Far from being defeated by a world in turmoil, Furman’s productivity has only increased the worse things have got – and she’s taken up different disciplines to boot. Between Transangelic Exodus and Twelve Nudes, the 33⅓ imprint published her deeply personal, thoughtful and incisive book on Lou Reed’s legendary 1972 album “Transformer”, before Furman scored the soundtrack to Netflix’s acclaimed comedy Sex Education (it aired in January), which showcased the tender side of her songwriting.


But all her pent-up energy had to be channelled somewhere: hence Twelve Nudes, which Furman and band recorded in October and November 2018 before the album was mixed by the venerated producer John Congleton (Sharon van Etten, St Vincent, John Grant). Furman says the album has two spiritual heroes – the late great punk rock rocker Jay Reatard, and Canadian poet, philosopher and essayist Anne Carson. “She’s one of my top three living writers,” she says. “Anne had these visions, or meditations, to deal with the intense pain in her life, which she calls ‘nudes’, and similarly these songs are meditations on pain and recognising what’s there if you go digging around in your anger and fear and anxiety. So, my album is called Twelve Nudes.”


“The record is political,” says Furman, “but it offers an emotional reaction rather than being specific or partisan.” Furman’s Jewish identity shapes ‘Rated R Crusaders,’ triggered by the Israel/Palestine conflict and its complex web of refugee trauma. ‘Trauma’, meanwhile, seethes with the spiritual malaise brought on by watching wealthy bullies accused of sexual assault rise to power. America, Furman well knows, is balanced on a knife-edge between white male supremacy and the dream of universal opportunity; hence the references to Mexico, slave–owners and US ‘founding father’ Ben Franklin in ‘In America’. As Furman sings, reiterating the spirit of punk rock, and positivity, “Put it all in a two-minute pop song / A really-mean-it-a-lot song for America.”

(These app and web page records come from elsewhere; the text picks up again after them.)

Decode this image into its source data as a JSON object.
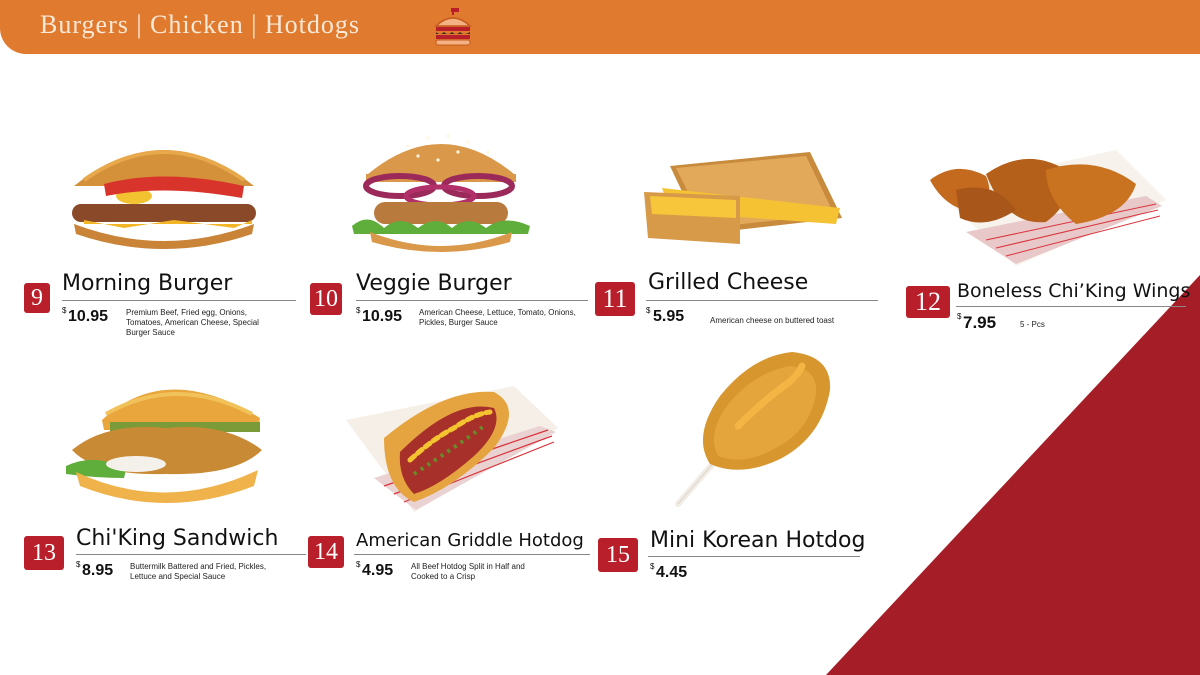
{
  "header": {
    "title": "Burgers | Chicken | Hotdogs",
    "icon": "burger-icon",
    "color": "#e07a2e"
  },
  "accent_color": "#b81f2a",
  "items": [
    {
      "number": "9",
      "name": "Morning Burger",
      "currency": "$",
      "price": "10.95",
      "description": "Premium Beef,  Fried egg, Onions, Tomatoes, American Cheese, Special Burger Sauce",
      "image": "morning-burger-photo"
    },
    {
      "number": "10",
      "name": "Veggie Burger",
      "currency": "$",
      "price": "10.95",
      "description": "American Cheese, Lettuce, Tomato, Onions, Pickles, Burger Sauce",
      "image": "veggie-burger-photo"
    },
    {
      "number": "11",
      "name": "Grilled Cheese",
      "currency": "$",
      "price": "5.95",
      "description": "American cheese on buttered toast",
      "image": "grilled-cheese-photo"
    },
    {
      "number": "12",
      "name": "Boneless Chi’King Wings",
      "currency": "$",
      "price": "7.95",
      "description": "5 - Pcs",
      "image": "boneless-wings-photo"
    },
    {
      "number": "13",
      "name": "Chi'King Sandwich",
      "currency": "$",
      "price": "8.95",
      "description": "Buttermilk Battered and Fried, Pickles, Lettuce and Special Sauce",
      "image": "chicken-sandwich-photo"
    },
    {
      "number": "14",
      "name": "American Griddle Hotdog",
      "currency": "$",
      "price": "4.95",
      "description": "All Beef Hotdog Split in Half and Cooked to a Crisp",
      "image": "american-hotdog-photo"
    },
    {
      "number": "15",
      "name": "Mini Korean Hotdog",
      "currency": "$",
      "price": "4.45",
      "description": "",
      "image": "korean-hotdog-photo"
    }
  ]
}
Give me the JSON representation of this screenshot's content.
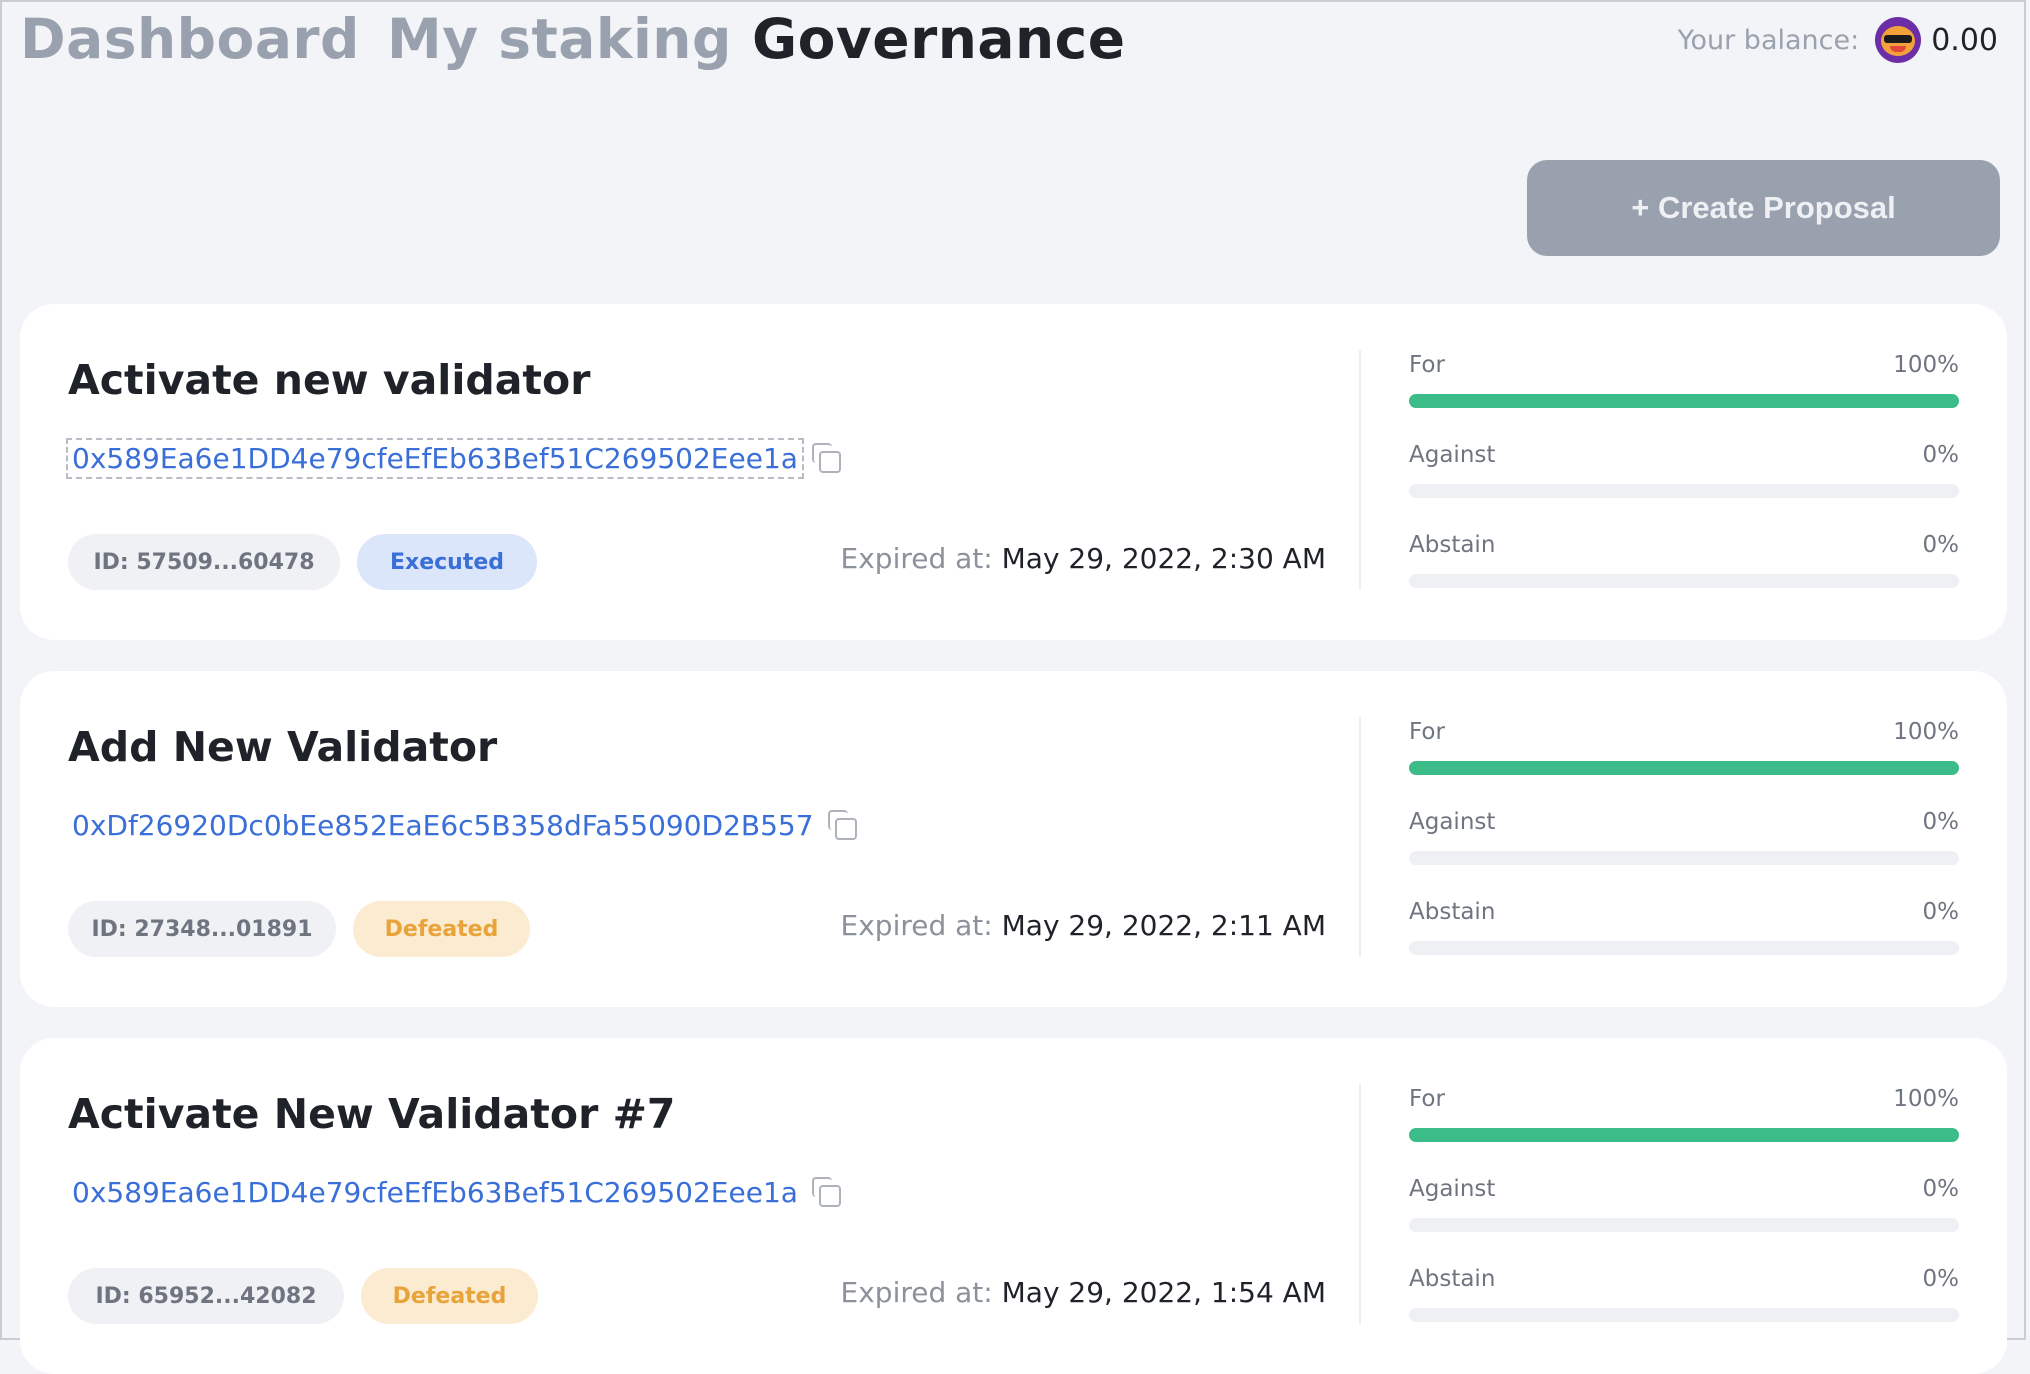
{
  "nav": {
    "tabs": [
      {
        "label": "Dashboard",
        "active": false
      },
      {
        "label": "My staking",
        "active": false
      },
      {
        "label": "Governance",
        "active": true
      }
    ]
  },
  "balance": {
    "label": "Your balance:",
    "value": "0.00",
    "icon": "ape-avatar-icon"
  },
  "create_button": {
    "label": "+ Create Proposal"
  },
  "colors": {
    "accent": "#3a6fd8",
    "for_bar": "#3cbc89",
    "executed_bg": "#dbe6fb",
    "defeated_bg": "#fbecd1",
    "defeated_text": "#e8a33a"
  },
  "proposals": [
    {
      "title": "Activate new validator",
      "address": "0x589Ea6e1DD4e79cfeEfEb63Bef51C269502Eee1a",
      "id": "ID: 57509...60478",
      "status": "Executed",
      "expired_label": "Expired at:",
      "expired_value": "May 29, 2022, 2:30 AM",
      "votes": [
        {
          "label": "For",
          "pct_text": "100%",
          "pct": 100
        },
        {
          "label": "Against",
          "pct_text": "0%",
          "pct": 0
        },
        {
          "label": "Abstain",
          "pct_text": "0%",
          "pct": 0
        }
      ]
    },
    {
      "title": "Add New Validator",
      "address": "0xDf26920Dc0bEe852EaE6c5B358dFa55090D2B557",
      "id": "ID: 27348...01891",
      "status": "Defeated",
      "expired_label": "Expired at:",
      "expired_value": "May 29, 2022, 2:11 AM",
      "votes": [
        {
          "label": "For",
          "pct_text": "100%",
          "pct": 100
        },
        {
          "label": "Against",
          "pct_text": "0%",
          "pct": 0
        },
        {
          "label": "Abstain",
          "pct_text": "0%",
          "pct": 0
        }
      ]
    },
    {
      "title": "Activate New Validator #7",
      "address": "0x589Ea6e1DD4e79cfeEfEb63Bef51C269502Eee1a",
      "id": "ID: 65952...42082",
      "status": "Defeated",
      "expired_label": "Expired at:",
      "expired_value": "May 29, 2022, 1:54 AM",
      "votes": [
        {
          "label": "For",
          "pct_text": "100%",
          "pct": 100
        },
        {
          "label": "Against",
          "pct_text": "0%",
          "pct": 0
        },
        {
          "label": "Abstain",
          "pct_text": "0%",
          "pct": 0
        }
      ]
    }
  ]
}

“One of my goals in making music is to make the world seem bigger, and life seem larger,” she concludes. “I want to be a force that tries to revive the human spirit rather than crush it, to open possibilities rather than close them down. Sometimes a passionate negativity is the best way to do that.”